The Amateur Radio Emergency Service® (ARES) consists of licensed amateurs who have voluntarily registered their qualifications and equipment, with their local ARES leadership, for communications duty in the public service when disaster strikes.  The RECS is an official ARES team.

The Community Emergency Response Team (CERT) Program educates people about disaster preparedness for hazards that may impact their area and trains them in basic disaster response skills, such as fire safety, light search and rescue, team organization, and disaster medical operations.  Radio communications is an important part of CERT and many RECS members are active with supporting their local teams.

Fire Corps is a locally driven program under Citizen Corps (an initiative under the Department of Homeland Security) that enables community members to offer their time and talents to their local fire/EMS department in a non-emergency role.  The RECS is a registered Fire Corps program.  

 King County is ARES Region 6 for Washington State.  The RECS is an official King County ARES team.

The Mike and Key Amateur Radio Club is a Seattle, Washington area organization devoted to all aspects of Amateur Radio Operation.  The club focus is helping the community through training our members and practicing our skills through Public Service.

RACES stands for "Radio Amateur Civil Emergency Service," a protocol created by the Federal Emergency Management Agency (FEMA) and the Federal Communications Commission (FCC Part 97, Section 407).  Many government agencies across the country train their Auxiliary Communications Service (ACS) volunteers using the RACES protocol.  The volunteers serve their respective jurisdictions pursuant to guidelines and mandates established by local emergency management officials.  The RECS is an official RACES team. 

Washington Voluntary Organizations Active in Disaster and the local Community Organizations Active in Disaster (COAD) work together to help people put their lives back together.  A COAD identifies and addresses unmet needs at the local level.
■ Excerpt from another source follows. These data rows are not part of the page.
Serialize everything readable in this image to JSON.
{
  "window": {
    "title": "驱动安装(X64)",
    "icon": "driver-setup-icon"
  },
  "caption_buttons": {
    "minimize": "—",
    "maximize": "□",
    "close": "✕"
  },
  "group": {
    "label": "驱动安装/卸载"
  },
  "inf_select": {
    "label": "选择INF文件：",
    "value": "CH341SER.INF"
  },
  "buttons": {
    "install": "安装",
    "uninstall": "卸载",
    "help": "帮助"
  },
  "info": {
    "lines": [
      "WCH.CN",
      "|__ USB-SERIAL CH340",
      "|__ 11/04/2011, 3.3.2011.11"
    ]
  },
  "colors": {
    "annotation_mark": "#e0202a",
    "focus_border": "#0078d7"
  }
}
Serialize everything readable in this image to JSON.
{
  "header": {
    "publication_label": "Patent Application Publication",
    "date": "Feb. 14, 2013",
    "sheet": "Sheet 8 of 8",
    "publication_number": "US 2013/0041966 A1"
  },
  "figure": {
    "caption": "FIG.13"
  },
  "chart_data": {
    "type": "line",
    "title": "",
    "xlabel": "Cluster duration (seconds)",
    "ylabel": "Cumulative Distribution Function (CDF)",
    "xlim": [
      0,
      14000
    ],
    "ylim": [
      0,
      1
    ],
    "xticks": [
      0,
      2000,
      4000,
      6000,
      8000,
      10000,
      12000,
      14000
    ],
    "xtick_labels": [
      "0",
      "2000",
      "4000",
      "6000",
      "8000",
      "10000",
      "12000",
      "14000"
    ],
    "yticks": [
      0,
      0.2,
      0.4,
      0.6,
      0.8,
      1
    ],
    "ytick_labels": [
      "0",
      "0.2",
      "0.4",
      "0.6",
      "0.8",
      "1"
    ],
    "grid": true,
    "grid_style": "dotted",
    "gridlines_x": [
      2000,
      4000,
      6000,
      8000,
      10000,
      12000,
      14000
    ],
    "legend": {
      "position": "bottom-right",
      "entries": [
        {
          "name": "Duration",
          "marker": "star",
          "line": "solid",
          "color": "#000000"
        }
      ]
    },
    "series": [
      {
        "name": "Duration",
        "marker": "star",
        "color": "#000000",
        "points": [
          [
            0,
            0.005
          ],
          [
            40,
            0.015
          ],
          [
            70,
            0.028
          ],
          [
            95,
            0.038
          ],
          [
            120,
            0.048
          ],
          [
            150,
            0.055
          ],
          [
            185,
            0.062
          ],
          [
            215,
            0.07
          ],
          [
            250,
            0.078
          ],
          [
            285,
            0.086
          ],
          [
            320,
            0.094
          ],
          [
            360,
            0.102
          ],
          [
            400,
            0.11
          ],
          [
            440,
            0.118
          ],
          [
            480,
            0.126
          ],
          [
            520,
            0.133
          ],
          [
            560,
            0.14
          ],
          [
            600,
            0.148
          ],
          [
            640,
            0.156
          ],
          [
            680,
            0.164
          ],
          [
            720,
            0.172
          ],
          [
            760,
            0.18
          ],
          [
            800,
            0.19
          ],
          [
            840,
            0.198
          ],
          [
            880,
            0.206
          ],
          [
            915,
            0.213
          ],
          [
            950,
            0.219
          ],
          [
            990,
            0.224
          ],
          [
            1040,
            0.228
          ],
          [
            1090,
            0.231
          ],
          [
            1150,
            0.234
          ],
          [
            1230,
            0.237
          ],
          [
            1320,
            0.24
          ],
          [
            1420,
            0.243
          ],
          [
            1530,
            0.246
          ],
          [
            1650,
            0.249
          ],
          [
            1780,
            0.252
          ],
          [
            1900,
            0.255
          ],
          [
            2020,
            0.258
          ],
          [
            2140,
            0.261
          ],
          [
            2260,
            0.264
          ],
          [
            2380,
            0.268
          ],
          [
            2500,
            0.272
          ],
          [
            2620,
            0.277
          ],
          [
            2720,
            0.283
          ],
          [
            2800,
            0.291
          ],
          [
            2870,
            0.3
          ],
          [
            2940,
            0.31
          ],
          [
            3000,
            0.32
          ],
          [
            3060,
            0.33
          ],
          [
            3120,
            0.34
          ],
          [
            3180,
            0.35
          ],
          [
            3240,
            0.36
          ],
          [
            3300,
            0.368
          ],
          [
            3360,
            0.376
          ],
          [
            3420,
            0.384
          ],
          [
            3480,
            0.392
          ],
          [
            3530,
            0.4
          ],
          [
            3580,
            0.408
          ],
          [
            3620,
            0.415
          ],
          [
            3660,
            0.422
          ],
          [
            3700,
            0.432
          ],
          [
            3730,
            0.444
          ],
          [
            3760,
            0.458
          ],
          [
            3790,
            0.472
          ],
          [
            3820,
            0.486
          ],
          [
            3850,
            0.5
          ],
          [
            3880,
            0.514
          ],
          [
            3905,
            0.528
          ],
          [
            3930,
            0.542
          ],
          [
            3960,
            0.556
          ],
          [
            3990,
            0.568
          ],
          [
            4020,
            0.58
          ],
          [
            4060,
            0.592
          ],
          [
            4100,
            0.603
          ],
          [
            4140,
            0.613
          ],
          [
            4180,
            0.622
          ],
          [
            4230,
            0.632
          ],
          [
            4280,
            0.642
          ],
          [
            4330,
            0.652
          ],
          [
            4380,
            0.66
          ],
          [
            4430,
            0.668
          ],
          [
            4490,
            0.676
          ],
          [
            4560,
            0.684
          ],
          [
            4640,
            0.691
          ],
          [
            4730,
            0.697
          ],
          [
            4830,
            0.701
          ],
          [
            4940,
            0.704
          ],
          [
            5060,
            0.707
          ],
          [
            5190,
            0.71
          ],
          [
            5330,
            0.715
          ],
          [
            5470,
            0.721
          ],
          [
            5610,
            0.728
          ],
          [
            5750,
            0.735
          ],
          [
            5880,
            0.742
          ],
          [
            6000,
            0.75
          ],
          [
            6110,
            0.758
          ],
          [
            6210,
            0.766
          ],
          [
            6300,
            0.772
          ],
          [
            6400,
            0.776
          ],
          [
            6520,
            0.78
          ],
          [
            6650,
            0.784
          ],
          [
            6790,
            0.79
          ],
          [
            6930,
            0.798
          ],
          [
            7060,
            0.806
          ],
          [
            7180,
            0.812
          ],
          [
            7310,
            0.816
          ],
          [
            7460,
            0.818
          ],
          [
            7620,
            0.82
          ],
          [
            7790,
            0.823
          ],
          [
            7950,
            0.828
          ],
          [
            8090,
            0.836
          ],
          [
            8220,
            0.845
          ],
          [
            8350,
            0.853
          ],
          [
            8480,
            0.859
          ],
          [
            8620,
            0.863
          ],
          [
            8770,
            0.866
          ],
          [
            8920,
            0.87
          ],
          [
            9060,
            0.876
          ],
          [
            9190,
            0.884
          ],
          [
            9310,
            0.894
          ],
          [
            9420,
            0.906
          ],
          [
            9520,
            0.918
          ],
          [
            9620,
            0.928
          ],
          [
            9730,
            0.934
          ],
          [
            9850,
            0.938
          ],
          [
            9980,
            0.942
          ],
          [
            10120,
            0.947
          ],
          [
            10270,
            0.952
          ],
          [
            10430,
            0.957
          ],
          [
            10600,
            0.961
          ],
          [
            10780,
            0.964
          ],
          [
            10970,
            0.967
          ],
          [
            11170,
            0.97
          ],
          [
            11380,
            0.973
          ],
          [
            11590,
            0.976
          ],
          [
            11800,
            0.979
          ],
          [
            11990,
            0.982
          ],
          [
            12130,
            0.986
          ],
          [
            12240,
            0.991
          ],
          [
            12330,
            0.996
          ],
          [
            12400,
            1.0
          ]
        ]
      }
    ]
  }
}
No single organization has all of the resources or skills necessary to handle every issue that they encounter.  But networked together through a COAD, the member organizations share information about requests for service.  They may pool resources or divide responsibilities among themselves to serve those in need.